— Given data —
Content starts
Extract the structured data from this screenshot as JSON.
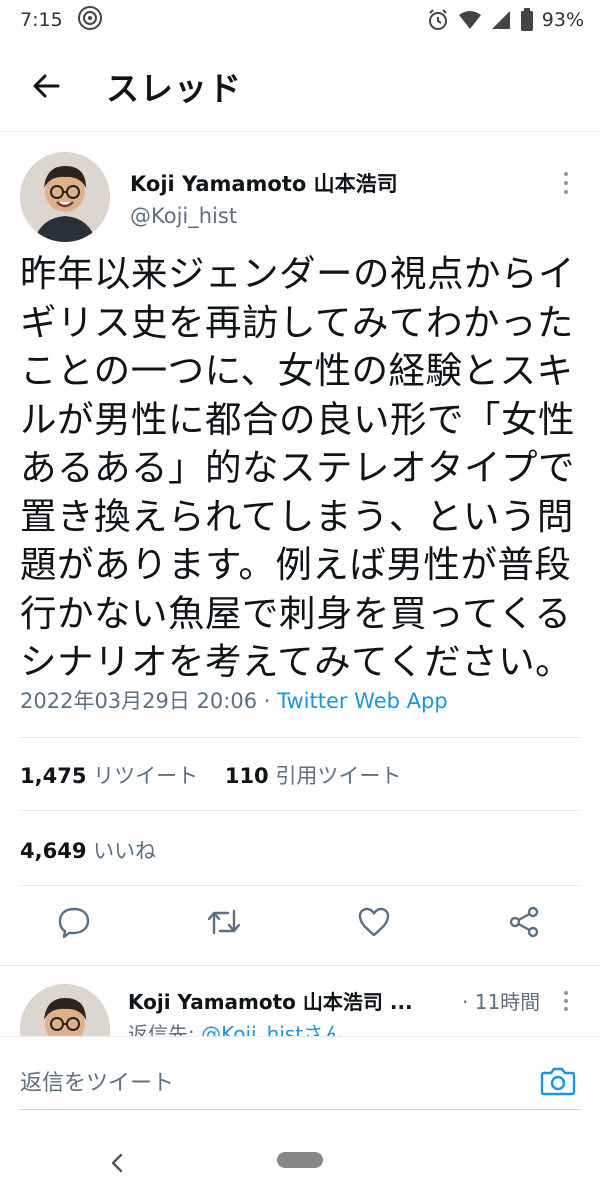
{
  "status_bar": {
    "time": "7:15",
    "battery": "93%",
    "icons": [
      "alarm-icon",
      "wifi-icon",
      "signal-icon",
      "battery-icon"
    ]
  },
  "header": {
    "title": "スレッド"
  },
  "tweet": {
    "author_name": "Koji Yamamoto 山本浩司",
    "author_handle": "@Koji_hist",
    "text_lines": [
      "昨年以来ジェンダーの視点からイ",
      "ギリス史を再訪してみてわかった",
      "ことの一つに、女性の経験とスキ",
      "ルが男性に都合の良い形で「女性",
      "あるある」的なステレオタイプで",
      "置き換えられてしまう、という問",
      "題があります。例えば男性が普段",
      "行かない魚屋で刺身を買ってくる",
      "シナリオを考えてみてください。"
    ],
    "timestamp": "2022年03月29日 20:06",
    "separator": " · ",
    "source_app": "Twitter Web App",
    "retweets_count": "1,475",
    "retweets_label": "リツイート",
    "quotes_count": "110",
    "quotes_label": "引用ツイート",
    "likes_count": "4,649",
    "likes_label": "いいね"
  },
  "reply": {
    "author_name": "Koji Yamamoto 山本浩司 ...",
    "time": "· 11時間",
    "reply_to_label": "返信先: ",
    "reply_to_link": "@Koji_histさん"
  },
  "compose": {
    "placeholder": "返信をツイート"
  },
  "colors": {
    "text_primary": "#0f1419",
    "text_secondary": "#5b7083",
    "link": "#1b95e0",
    "divider": "#e6ecf0"
  }
}
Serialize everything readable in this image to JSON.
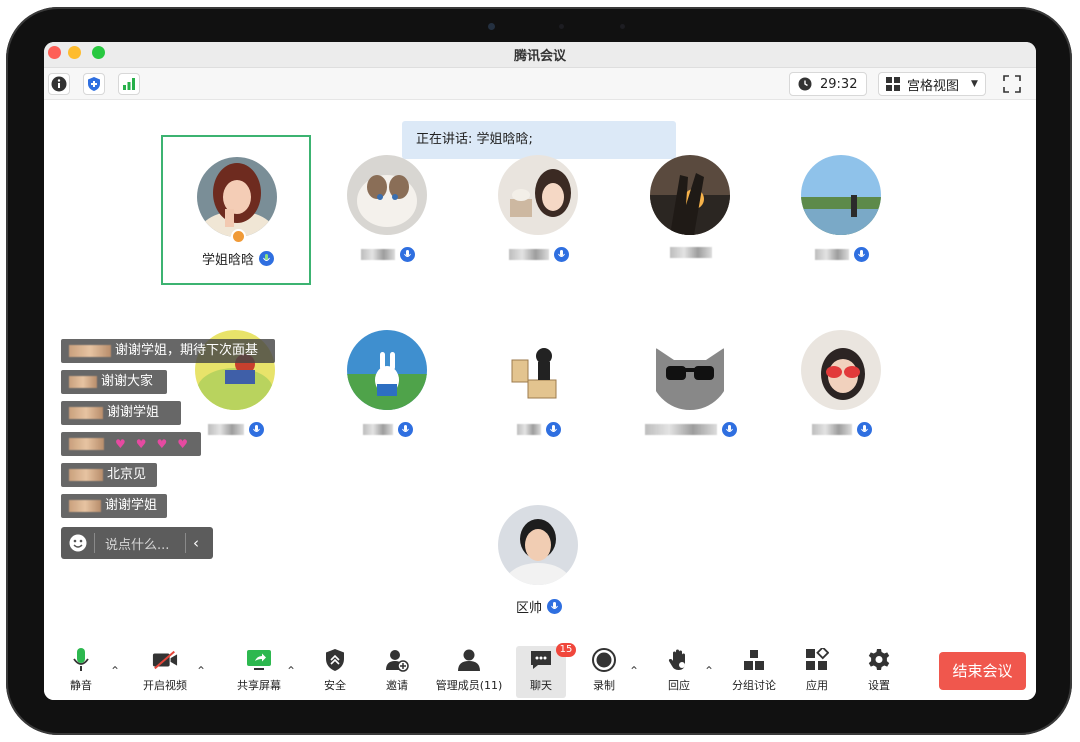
{
  "window": {
    "title": "腾讯会议"
  },
  "topbar": {
    "timer": "29:32",
    "view_label": "宫格视图",
    "icons": [
      "info-icon",
      "security-shield-icon",
      "signal-icon",
      "clock-icon",
      "grid-icon",
      "fullscreen-icon"
    ]
  },
  "speaking": {
    "text": "正在讲话: 学姐晗晗;"
  },
  "participants": [
    {
      "name": "学姐晗晗",
      "active": true,
      "host": true
    },
    {
      "name": ""
    },
    {
      "name": ""
    },
    {
      "name": ""
    },
    {
      "name": ""
    },
    {
      "name": ""
    },
    {
      "name": ""
    },
    {
      "name": ""
    },
    {
      "name": ""
    },
    {
      "name": ""
    },
    {
      "name": "区帅"
    }
  ],
  "chat": {
    "messages": [
      {
        "text": "谢谢学姐，期待下次面基"
      },
      {
        "text": "谢谢大家"
      },
      {
        "text": "谢谢学姐"
      },
      {
        "text": ""
      },
      {
        "text": "北京见"
      },
      {
        "text": "谢谢学姐"
      }
    ],
    "input_placeholder": "说点什么..."
  },
  "toolbar": {
    "mute": "静音",
    "video": "开启视频",
    "share": "共享屏幕",
    "security": "安全",
    "invite": "邀请",
    "members": "管理成员(11)",
    "chat": "聊天",
    "chat_badge": "15",
    "record": "录制",
    "react": "回应",
    "breakout": "分组讨论",
    "apps": "应用",
    "settings": "设置",
    "end": "结束会议"
  },
  "colors": {
    "end_button": "#f0574d",
    "active_border": "#3cb371",
    "mic_badge": "#2f6fe0",
    "chat_badge": "#f0473c"
  }
}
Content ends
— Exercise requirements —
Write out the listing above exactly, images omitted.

— Written reply —
Extract the structured data from this screenshot as JSON.
{
  "status_bar": {
    "time": "7:15",
    "battery": "93%",
    "icons": [
      "alarm-icon",
      "wifi-icon",
      "signal-icon",
      "battery-icon"
    ]
  },
  "header": {
    "title": "スレッド"
  },
  "tweet": {
    "author_name": "Koji Yamamoto 山本浩司",
    "author_handle": "@Koji_hist",
    "text_lines": [
      "昨年以来ジェンダーの視点からイ",
      "ギリス史を再訪してみてわかった",
      "ことの一つに、女性の経験とスキ",
      "ルが男性に都合の良い形で「女性",
      "あるある」的なステレオタイプで",
      "置き換えられてしまう、という問",
      "題があります。例えば男性が普段",
      "行かない魚屋で刺身を買ってくる",
      "シナリオを考えてみてください。"
    ],
    "timestamp": "2022年03月29日 20:06",
    "separator": " · ",
    "source_app": "Twitter Web App",
    "retweets_count": "1,475",
    "retweets_label": "リツイート",
    "quotes_count": "110",
    "quotes_label": "引用ツイート",
    "likes_count": "4,649",
    "likes_label": "いいね"
  },
  "reply": {
    "author_name": "Koji Yamamoto 山本浩司 ...",
    "time": "· 11時間",
    "reply_to_label": "返信先: ",
    "reply_to_link": "@Koji_histさん"
  },
  "compose": {
    "placeholder": "返信をツイート"
  },
  "colors": {
    "text_primary": "#0f1419",
    "text_secondary": "#5b7083",
    "link": "#1b95e0",
    "divider": "#e6ecf0"
  }
}
Serialize everything readable in this image to JSON.
{
  "window": {
    "title": "腾讯会议"
  },
  "topbar": {
    "timer": "29:32",
    "view_label": "宫格视图",
    "icons": [
      "info-icon",
      "security-shield-icon",
      "signal-icon",
      "clock-icon",
      "grid-icon",
      "fullscreen-icon"
    ]
  },
  "speaking": {
    "text": "正在讲话: 学姐晗晗;"
  },
  "participants": [
    {
      "name": "学姐晗晗",
      "active": true,
      "host": true
    },
    {
      "name": ""
    },
    {
      "name": ""
    },
    {
      "name": ""
    },
    {
      "name": ""
    },
    {
      "name": ""
    },
    {
      "name": ""
    },
    {
      "name": ""
    },
    {
      "name": ""
    },
    {
      "name": ""
    },
    {
      "name": "区帅"
    }
  ],
  "chat": {
    "messages": [
      {
        "text": "谢谢学姐，期待下次面基"
      },
      {
        "text": "谢谢大家"
      },
      {
        "text": "谢谢学姐"
      },
      {
        "text": ""
      },
      {
        "text": "北京见"
      },
      {
        "text": "谢谢学姐"
      }
    ],
    "input_placeholder": "说点什么..."
  },
  "toolbar": {
    "mute": "静音",
    "video": "开启视频",
    "share": "共享屏幕",
    "security": "安全",
    "invite": "邀请",
    "members": "管理成员(11)",
    "chat": "聊天",
    "chat_badge": "15",
    "record": "录制",
    "react": "回应",
    "breakout": "分组讨论",
    "apps": "应用",
    "settings": "设置",
    "end": "结束会议"
  },
  "colors": {
    "end_button": "#f0574d",
    "active_border": "#3cb371",
    "mic_badge": "#2f6fe0",
    "chat_badge": "#f0473c"
  }
}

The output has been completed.